There is a moving passage from the novel in which Dr. Rieux indicates that “callousness and apathy” in society are less problematic than misguided heroism. “The evil that is in the world always comes from ignorance, and good intentions may do as much harm as malevolence, if they lack understanding. On the whole, men are more good than bad; that, however, isn’t the real point. But they are more or less ignorant and that is what we call vice or virtue; the most incorrigible vice being that of an ignorance that fancies it knows everything and therefore claims for itself the right to kill. The soul of the murderer is blind; and there can be no true goodness nor true love without the utmost clear-sightedness.” Under the sky without heaven, priests “have placed everything in God’s care. ‘Each of us carries the plague within himself.”’

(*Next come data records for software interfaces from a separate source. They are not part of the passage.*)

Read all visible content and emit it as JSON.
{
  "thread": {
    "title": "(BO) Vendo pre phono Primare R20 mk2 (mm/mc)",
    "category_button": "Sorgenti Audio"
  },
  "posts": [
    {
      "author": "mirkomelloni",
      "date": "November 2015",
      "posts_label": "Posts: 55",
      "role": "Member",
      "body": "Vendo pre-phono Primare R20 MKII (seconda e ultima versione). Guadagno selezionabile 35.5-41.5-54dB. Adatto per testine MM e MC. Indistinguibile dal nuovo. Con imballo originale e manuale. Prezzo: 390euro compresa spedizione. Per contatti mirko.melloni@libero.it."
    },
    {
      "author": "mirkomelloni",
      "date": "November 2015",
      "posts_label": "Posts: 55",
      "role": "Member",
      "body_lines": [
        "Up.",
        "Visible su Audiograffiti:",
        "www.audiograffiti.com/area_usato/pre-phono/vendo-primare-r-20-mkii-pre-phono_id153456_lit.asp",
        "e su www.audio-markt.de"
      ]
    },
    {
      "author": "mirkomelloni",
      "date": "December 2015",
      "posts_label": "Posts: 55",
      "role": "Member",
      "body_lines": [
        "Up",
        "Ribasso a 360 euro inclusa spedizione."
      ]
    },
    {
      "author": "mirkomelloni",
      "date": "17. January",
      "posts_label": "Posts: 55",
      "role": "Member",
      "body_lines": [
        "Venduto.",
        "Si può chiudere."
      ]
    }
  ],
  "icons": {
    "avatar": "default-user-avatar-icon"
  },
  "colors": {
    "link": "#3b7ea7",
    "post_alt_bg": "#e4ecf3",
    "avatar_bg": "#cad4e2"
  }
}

The corona virus pandemic has started from a Communist land, it has become most destructive in developed countries. The people in such Western countries remain helpless victims of fate without any security of health and welfare. We are seeing third phase of West’s globalization, first it was globalization of war in the I and II world wars, the second was the globalization of the market or the self-interest. We are in the third globalization of plague and death. We were living in a way preparing the ground for the historically unthinkable to happen. It is time we rethink our social living and our spiritual life. “Most thought-provoking is that we are still not thinking – not even yet, although the state of the world is becoming constantly more thought-provoking?” There is danger of “incalculable harm, a potential for unrestrained brutishness” inherent in journalistic anonymity and public nonentity for, even if violence or turmoil exists, as long as actual people can be confronted face to face there is at least the possibility of restraint, responsibility and accountability.“The essential thing was to save the greatest possible number of persons from dying and being doomed to separation. And to do this there was only one resource: to fight the plague. There was nothing admirable about this attitude; it was merely logical,” Wrote Camus.The only real crime is that of having a heart approved of something that killed off men, women, and children. “The good man, the man who infects hardly anyone, is the man who has the fewest lapses of attention. And it needs tremendous will-power, a never-ending attention of the mind, to avoid such lapses.”